At the beginning, there was a keyboard
July 25, 2012 at 2:25 a.m.
When I was in elementary, my parents bought me a little Yamaha keyboard. It was nothing special, just a little $30 job from Walmart, it had 32 keys on it, 16 voices, and 8 drum rhythms, but to a kid with trouble fitting in school, it meant the world. With no musical training, I began to experiment with rudimentary aspects of music. I had no idea about through trial and error. While other kids picked up guitars in their teens, I learned to love keyboards purely for their self teaching value.
It was then that I learned to do things differently.
I say that because doing things differently is what we're all about here in OMBG land. We never started out with the intent of becoming an advocate for independent artists and musicians, but that is exactly the way the pendulum swung in our direction, and we took to it quickly.
Frank Zappa said that the mainstream will come to you, but you must go to the underground. I firmly believe that. It's possible that the cover band you saw play last is talented, but unless they take time out to play you something from their heart (and you take the time to listen) it's tough to call what they do art.
The things that I will take the time to tell you about in this column is pure independent art. These things will happen whether readers decide to support it, or not. They are done simply for the act of creating things where there was once nothing. Bands, painters, and writers in the area have been doing it forever. It is my joy and duty to be the one who tells you about it and chronicle these things in any way I can, be it podcast, article, or blog.

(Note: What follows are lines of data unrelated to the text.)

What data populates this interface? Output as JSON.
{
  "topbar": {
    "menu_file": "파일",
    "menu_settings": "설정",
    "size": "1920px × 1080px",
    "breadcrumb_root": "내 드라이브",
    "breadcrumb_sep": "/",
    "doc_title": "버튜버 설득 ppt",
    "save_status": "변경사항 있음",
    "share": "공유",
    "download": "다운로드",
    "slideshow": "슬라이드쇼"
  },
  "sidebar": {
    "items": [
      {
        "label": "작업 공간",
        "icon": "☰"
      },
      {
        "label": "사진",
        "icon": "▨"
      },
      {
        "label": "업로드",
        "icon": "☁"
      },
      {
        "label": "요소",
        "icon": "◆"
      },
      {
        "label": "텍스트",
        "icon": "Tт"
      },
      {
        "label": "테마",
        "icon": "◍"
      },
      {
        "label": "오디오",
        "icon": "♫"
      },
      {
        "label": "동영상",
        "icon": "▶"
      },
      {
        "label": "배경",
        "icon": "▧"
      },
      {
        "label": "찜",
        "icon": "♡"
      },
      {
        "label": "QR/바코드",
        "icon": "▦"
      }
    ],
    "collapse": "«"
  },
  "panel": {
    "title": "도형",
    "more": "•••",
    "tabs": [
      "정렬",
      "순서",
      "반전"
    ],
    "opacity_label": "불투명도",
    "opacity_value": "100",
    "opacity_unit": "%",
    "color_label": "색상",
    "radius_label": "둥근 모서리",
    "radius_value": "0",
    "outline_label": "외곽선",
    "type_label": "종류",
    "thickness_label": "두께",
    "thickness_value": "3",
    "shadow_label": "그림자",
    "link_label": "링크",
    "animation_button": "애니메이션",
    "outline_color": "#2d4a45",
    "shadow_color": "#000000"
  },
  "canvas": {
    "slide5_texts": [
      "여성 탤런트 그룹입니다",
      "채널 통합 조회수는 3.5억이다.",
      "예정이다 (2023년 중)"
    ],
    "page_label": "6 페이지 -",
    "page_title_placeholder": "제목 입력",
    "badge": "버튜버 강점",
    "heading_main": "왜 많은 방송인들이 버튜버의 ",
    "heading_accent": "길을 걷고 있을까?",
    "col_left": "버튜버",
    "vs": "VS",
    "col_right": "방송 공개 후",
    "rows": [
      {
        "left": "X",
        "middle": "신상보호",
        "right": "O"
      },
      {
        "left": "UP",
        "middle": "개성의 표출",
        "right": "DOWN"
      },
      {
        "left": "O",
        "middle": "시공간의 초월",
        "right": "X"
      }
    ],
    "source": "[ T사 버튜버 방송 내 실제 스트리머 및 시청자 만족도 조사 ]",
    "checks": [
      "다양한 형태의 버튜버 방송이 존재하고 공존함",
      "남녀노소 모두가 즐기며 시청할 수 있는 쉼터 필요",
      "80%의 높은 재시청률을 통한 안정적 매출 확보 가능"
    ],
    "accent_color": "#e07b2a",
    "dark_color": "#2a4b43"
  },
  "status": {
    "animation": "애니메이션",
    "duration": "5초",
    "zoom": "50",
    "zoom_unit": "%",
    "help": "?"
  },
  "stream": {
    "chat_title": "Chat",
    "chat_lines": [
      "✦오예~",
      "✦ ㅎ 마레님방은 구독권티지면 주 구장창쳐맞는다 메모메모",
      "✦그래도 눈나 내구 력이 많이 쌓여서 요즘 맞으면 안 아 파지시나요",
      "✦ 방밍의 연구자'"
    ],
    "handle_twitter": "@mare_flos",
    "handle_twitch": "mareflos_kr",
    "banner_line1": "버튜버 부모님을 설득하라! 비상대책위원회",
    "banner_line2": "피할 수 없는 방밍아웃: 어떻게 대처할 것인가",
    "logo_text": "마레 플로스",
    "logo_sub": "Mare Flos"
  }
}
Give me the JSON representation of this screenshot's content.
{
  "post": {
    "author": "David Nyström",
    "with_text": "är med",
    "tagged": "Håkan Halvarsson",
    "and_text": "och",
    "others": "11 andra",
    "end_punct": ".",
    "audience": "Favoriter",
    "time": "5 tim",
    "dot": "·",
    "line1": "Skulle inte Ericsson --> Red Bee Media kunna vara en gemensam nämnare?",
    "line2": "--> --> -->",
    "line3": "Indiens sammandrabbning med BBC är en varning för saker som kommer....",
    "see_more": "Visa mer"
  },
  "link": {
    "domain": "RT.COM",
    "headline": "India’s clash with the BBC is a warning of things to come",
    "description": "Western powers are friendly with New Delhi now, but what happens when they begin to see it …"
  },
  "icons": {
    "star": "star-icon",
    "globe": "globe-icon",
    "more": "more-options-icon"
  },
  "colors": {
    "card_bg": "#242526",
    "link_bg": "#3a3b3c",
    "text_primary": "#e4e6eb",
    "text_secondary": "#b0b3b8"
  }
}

As long as there is an empty canvas with someone to sling paint, or a kid with a guitar and a Ramones poster in his room, there will always be an underground. It can even be a grade school kid with his first toy keyboard. Welcome to our world.